* [PROBLEM TO WORK ON]
From the data that follows, copy every line with the string "πρέπει".

Data items
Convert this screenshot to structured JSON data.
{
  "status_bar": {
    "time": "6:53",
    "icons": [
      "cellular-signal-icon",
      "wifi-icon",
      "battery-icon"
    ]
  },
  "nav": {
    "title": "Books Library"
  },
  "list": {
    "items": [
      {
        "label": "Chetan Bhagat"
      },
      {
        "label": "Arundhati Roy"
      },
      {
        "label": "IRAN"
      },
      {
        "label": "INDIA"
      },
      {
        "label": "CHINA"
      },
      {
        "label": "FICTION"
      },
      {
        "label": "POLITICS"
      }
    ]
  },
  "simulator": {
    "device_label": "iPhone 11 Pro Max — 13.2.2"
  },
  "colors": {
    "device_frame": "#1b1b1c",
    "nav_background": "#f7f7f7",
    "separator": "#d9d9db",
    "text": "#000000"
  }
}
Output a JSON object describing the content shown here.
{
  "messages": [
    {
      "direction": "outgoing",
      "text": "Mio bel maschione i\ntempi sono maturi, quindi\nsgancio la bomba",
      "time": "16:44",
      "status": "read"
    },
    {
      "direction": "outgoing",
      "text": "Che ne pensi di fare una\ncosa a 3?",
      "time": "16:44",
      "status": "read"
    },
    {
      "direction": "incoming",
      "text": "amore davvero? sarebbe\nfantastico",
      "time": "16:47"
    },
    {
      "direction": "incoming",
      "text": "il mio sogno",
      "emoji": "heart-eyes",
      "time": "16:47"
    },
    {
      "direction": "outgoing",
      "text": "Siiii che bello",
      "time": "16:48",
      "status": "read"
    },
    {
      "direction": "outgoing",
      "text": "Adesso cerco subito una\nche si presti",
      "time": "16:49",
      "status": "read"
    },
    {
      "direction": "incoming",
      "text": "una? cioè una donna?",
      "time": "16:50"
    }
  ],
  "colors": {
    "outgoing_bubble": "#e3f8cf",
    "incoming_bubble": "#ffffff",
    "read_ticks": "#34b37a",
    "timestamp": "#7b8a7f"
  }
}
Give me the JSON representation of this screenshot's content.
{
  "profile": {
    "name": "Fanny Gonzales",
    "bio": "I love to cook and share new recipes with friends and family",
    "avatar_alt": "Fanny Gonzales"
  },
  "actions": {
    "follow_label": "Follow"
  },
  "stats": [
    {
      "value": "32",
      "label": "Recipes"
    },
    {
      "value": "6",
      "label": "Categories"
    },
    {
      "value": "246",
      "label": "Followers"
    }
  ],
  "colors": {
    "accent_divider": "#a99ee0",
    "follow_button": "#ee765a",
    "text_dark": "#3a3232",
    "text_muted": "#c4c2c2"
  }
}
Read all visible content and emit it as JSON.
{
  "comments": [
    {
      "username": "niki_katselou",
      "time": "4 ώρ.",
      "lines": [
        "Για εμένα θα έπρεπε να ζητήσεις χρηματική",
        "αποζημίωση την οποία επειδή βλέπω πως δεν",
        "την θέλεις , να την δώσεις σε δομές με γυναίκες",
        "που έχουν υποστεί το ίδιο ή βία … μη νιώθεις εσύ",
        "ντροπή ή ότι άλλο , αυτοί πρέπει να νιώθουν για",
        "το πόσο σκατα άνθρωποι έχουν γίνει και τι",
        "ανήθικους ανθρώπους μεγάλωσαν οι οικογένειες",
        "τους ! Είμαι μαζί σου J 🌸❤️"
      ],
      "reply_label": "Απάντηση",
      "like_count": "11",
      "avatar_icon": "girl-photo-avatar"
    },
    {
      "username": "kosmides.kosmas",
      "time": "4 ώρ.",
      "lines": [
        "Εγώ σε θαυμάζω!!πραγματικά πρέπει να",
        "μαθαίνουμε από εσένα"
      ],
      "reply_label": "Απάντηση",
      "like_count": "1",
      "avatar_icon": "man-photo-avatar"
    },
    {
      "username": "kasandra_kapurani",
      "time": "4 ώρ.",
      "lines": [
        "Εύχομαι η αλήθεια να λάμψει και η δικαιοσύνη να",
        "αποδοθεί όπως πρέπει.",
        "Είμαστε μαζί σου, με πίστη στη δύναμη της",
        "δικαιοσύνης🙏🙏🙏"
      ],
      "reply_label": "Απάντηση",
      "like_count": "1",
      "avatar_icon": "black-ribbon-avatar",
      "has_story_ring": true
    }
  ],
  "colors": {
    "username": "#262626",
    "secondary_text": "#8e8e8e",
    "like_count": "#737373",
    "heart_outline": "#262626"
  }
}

* [TASK ANSWER]
        "ντροπή ή ότι άλλο , αυτοί πρέπει να νιώθουν για",
        "Εγώ σε θαυμάζω!!πραγματικά πρέπει να",
        "αποδοθεί όπως πρέπει.",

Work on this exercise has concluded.